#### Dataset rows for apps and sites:
━━━━━━
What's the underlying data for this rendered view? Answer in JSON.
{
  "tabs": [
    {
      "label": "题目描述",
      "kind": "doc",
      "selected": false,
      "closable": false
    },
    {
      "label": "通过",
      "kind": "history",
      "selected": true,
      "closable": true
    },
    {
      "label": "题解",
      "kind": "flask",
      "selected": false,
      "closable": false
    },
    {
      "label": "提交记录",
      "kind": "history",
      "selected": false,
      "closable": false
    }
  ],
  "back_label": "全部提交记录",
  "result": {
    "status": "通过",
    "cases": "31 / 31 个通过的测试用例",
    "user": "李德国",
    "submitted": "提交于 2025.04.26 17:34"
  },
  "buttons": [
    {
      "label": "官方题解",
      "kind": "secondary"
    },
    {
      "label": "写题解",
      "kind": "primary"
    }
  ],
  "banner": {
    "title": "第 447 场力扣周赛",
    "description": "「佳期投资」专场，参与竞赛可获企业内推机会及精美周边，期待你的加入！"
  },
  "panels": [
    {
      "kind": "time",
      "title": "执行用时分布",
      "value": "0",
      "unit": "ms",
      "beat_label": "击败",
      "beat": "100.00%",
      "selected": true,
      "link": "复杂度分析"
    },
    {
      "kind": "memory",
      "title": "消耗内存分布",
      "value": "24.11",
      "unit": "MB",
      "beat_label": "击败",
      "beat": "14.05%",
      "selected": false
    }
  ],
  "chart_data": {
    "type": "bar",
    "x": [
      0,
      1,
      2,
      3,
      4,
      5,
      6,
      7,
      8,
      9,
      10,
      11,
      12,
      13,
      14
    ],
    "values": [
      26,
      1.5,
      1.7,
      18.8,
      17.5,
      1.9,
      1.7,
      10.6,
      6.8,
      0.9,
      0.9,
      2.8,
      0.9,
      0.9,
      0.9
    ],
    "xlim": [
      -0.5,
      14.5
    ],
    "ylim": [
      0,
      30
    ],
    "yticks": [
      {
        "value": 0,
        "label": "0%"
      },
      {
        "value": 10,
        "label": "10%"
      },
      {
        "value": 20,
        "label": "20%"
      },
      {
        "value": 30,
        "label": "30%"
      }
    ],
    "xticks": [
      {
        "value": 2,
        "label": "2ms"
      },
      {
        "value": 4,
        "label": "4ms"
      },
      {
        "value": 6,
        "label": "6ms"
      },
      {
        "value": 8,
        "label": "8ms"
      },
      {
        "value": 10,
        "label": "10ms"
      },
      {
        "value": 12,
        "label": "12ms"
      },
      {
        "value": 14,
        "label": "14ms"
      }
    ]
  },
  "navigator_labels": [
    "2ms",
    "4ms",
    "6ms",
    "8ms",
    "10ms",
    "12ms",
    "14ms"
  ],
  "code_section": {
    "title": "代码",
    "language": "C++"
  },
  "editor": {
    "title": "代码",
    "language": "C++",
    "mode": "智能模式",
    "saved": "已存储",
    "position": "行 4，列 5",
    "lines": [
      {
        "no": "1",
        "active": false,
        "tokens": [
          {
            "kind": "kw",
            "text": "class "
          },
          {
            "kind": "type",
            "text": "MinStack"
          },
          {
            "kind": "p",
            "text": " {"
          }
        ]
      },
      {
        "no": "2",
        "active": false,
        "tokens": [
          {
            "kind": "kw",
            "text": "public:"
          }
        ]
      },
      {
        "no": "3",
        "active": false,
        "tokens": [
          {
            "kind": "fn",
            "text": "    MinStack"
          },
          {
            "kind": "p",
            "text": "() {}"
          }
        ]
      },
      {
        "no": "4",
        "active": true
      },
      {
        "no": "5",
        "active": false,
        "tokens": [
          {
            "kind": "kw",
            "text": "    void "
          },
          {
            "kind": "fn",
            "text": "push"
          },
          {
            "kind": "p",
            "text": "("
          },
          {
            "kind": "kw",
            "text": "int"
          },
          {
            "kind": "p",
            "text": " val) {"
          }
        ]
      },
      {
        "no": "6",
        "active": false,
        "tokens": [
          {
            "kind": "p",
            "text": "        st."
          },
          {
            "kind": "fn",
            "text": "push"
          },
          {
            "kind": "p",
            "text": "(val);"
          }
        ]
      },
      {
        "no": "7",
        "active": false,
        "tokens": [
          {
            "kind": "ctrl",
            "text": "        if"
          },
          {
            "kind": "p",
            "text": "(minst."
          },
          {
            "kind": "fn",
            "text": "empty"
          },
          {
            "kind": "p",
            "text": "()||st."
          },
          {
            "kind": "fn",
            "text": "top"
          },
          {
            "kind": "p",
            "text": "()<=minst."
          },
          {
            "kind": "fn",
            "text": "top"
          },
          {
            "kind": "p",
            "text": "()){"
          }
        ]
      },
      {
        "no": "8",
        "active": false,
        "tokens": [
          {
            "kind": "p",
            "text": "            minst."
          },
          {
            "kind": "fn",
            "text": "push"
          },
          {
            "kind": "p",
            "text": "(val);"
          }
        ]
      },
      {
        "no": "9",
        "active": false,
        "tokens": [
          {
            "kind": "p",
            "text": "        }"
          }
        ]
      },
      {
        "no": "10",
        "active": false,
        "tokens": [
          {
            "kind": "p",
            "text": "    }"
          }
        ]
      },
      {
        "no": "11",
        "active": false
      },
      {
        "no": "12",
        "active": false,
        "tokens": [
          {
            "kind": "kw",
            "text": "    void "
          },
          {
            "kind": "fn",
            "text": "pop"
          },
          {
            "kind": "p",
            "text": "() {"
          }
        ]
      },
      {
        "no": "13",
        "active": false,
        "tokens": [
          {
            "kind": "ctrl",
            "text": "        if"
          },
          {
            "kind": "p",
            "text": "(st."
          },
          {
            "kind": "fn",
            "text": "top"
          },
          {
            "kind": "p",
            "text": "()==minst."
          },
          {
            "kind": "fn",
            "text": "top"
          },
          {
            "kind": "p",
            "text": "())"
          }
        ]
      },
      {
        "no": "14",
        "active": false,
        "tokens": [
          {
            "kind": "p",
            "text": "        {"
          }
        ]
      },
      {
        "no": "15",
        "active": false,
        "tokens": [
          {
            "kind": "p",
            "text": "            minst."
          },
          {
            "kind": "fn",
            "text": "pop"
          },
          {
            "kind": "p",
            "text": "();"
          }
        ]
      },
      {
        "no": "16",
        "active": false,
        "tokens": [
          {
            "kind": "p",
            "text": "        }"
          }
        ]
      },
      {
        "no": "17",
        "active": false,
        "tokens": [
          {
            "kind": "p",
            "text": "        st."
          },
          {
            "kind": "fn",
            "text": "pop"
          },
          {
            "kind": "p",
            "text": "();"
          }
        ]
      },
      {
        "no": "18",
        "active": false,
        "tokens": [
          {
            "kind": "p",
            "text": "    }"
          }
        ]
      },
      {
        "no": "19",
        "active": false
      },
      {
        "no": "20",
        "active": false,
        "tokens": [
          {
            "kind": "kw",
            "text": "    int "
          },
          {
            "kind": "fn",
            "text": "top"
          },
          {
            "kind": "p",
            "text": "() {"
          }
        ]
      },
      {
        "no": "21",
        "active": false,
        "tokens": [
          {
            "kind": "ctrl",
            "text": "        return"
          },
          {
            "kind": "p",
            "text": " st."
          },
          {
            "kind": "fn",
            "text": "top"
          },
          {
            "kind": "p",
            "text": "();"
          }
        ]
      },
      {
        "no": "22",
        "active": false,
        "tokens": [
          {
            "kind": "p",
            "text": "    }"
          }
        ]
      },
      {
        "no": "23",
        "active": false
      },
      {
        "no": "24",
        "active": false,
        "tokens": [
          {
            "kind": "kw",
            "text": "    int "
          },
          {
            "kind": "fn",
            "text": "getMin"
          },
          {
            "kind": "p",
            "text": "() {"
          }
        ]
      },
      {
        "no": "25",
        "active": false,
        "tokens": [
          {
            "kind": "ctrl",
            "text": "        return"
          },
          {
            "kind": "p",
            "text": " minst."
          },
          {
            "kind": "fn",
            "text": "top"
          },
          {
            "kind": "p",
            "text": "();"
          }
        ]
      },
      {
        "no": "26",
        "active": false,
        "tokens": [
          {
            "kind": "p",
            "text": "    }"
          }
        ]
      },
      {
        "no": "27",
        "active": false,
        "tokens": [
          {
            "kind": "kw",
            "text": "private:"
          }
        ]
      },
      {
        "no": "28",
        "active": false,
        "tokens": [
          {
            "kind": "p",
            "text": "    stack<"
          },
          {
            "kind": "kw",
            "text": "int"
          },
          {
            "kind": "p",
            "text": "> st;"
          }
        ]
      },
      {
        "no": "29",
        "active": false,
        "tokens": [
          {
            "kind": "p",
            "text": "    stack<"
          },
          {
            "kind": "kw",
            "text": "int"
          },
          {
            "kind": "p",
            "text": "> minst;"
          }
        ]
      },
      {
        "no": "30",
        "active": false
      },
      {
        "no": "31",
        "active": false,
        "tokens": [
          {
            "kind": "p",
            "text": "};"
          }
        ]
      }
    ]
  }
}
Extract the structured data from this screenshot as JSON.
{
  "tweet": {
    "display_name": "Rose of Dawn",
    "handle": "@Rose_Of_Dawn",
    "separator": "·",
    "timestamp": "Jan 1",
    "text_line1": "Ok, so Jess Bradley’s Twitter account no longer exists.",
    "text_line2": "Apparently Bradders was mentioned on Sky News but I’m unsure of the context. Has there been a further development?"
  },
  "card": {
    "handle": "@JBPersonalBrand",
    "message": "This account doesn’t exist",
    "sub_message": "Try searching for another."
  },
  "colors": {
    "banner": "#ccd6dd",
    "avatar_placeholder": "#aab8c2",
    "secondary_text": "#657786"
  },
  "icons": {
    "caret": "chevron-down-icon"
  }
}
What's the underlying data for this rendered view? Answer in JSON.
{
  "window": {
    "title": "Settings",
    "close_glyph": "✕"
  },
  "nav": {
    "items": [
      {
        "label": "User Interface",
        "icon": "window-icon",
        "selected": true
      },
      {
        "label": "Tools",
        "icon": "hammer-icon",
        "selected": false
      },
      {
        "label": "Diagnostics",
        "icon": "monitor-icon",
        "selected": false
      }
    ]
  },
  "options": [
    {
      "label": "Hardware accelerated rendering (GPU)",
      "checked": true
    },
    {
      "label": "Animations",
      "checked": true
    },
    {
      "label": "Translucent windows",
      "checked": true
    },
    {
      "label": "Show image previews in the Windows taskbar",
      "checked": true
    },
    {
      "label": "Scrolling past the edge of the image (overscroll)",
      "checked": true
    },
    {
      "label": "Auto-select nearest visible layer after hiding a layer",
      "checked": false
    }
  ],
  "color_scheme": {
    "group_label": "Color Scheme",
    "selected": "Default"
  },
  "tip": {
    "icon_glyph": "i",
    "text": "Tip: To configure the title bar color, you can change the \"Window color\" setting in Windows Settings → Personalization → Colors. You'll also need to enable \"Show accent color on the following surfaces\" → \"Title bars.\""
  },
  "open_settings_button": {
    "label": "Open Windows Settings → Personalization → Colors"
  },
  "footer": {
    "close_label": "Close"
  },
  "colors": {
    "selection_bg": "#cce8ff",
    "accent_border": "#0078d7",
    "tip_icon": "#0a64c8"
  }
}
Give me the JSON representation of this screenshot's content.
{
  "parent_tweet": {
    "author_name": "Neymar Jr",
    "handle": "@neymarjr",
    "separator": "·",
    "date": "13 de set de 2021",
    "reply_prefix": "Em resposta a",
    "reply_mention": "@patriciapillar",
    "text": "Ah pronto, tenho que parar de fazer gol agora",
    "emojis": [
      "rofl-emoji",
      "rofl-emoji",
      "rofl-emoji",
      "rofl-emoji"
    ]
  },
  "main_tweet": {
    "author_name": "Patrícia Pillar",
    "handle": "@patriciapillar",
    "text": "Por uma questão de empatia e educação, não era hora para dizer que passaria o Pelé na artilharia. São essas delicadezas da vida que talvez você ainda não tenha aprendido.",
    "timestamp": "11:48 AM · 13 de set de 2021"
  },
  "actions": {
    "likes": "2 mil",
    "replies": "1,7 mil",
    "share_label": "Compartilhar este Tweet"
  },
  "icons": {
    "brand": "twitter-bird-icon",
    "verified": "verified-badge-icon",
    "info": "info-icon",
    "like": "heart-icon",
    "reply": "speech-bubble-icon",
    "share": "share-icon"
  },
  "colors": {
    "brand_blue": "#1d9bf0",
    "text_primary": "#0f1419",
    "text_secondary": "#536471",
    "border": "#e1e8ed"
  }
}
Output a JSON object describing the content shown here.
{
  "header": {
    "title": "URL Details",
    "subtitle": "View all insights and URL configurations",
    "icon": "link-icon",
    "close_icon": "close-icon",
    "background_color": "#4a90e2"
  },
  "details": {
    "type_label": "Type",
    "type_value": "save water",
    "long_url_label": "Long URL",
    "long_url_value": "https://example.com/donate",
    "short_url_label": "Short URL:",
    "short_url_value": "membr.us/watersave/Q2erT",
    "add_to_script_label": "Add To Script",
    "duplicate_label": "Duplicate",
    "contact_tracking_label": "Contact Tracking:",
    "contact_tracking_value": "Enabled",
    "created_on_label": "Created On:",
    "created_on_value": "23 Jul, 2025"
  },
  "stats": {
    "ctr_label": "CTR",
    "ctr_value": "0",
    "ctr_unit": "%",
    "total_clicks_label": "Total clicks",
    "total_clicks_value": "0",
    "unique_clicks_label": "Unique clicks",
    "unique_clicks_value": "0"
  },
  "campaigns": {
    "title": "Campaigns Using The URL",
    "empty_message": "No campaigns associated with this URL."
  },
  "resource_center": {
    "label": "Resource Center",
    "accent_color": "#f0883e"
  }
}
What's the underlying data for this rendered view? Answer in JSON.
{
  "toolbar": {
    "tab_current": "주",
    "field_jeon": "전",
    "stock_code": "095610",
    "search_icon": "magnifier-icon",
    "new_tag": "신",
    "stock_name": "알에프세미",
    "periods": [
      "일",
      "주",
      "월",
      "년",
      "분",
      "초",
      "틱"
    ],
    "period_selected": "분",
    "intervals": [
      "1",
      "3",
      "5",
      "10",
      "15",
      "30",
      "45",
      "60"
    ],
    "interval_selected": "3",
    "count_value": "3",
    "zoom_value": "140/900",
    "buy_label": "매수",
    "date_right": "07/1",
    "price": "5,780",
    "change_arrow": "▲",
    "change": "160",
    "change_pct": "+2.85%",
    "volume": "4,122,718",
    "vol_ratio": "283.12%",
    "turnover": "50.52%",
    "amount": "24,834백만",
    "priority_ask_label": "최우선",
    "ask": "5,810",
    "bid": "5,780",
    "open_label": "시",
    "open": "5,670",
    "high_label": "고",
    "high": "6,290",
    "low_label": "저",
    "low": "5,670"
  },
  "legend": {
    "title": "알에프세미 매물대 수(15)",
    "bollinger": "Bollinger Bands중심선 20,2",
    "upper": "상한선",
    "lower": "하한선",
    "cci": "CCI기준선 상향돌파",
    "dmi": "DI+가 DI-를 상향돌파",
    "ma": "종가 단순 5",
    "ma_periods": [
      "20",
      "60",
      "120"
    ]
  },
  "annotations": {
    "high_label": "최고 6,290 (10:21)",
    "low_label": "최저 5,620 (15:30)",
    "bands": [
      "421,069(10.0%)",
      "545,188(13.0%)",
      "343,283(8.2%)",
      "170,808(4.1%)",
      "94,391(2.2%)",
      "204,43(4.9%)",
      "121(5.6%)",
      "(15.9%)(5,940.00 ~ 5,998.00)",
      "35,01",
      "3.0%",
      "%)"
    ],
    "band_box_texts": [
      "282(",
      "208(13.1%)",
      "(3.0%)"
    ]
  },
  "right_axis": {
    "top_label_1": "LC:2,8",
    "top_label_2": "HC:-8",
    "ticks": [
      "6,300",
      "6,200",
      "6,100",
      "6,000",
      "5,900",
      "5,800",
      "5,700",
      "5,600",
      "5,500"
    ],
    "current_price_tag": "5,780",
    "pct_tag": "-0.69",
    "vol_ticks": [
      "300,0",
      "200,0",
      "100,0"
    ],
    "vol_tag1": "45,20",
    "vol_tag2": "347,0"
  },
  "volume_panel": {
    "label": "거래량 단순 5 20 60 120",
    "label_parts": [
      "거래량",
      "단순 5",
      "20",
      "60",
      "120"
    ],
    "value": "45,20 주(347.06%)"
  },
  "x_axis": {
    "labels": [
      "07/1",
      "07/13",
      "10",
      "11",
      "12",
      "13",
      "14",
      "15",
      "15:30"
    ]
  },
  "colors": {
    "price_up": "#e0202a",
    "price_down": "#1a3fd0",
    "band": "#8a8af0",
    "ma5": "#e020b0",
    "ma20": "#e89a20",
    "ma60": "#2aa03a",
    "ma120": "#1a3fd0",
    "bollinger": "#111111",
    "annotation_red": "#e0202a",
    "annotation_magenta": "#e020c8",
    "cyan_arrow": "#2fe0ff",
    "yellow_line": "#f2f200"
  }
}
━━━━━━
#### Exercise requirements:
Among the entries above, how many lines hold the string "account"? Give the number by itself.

#### Response to this exercise:
2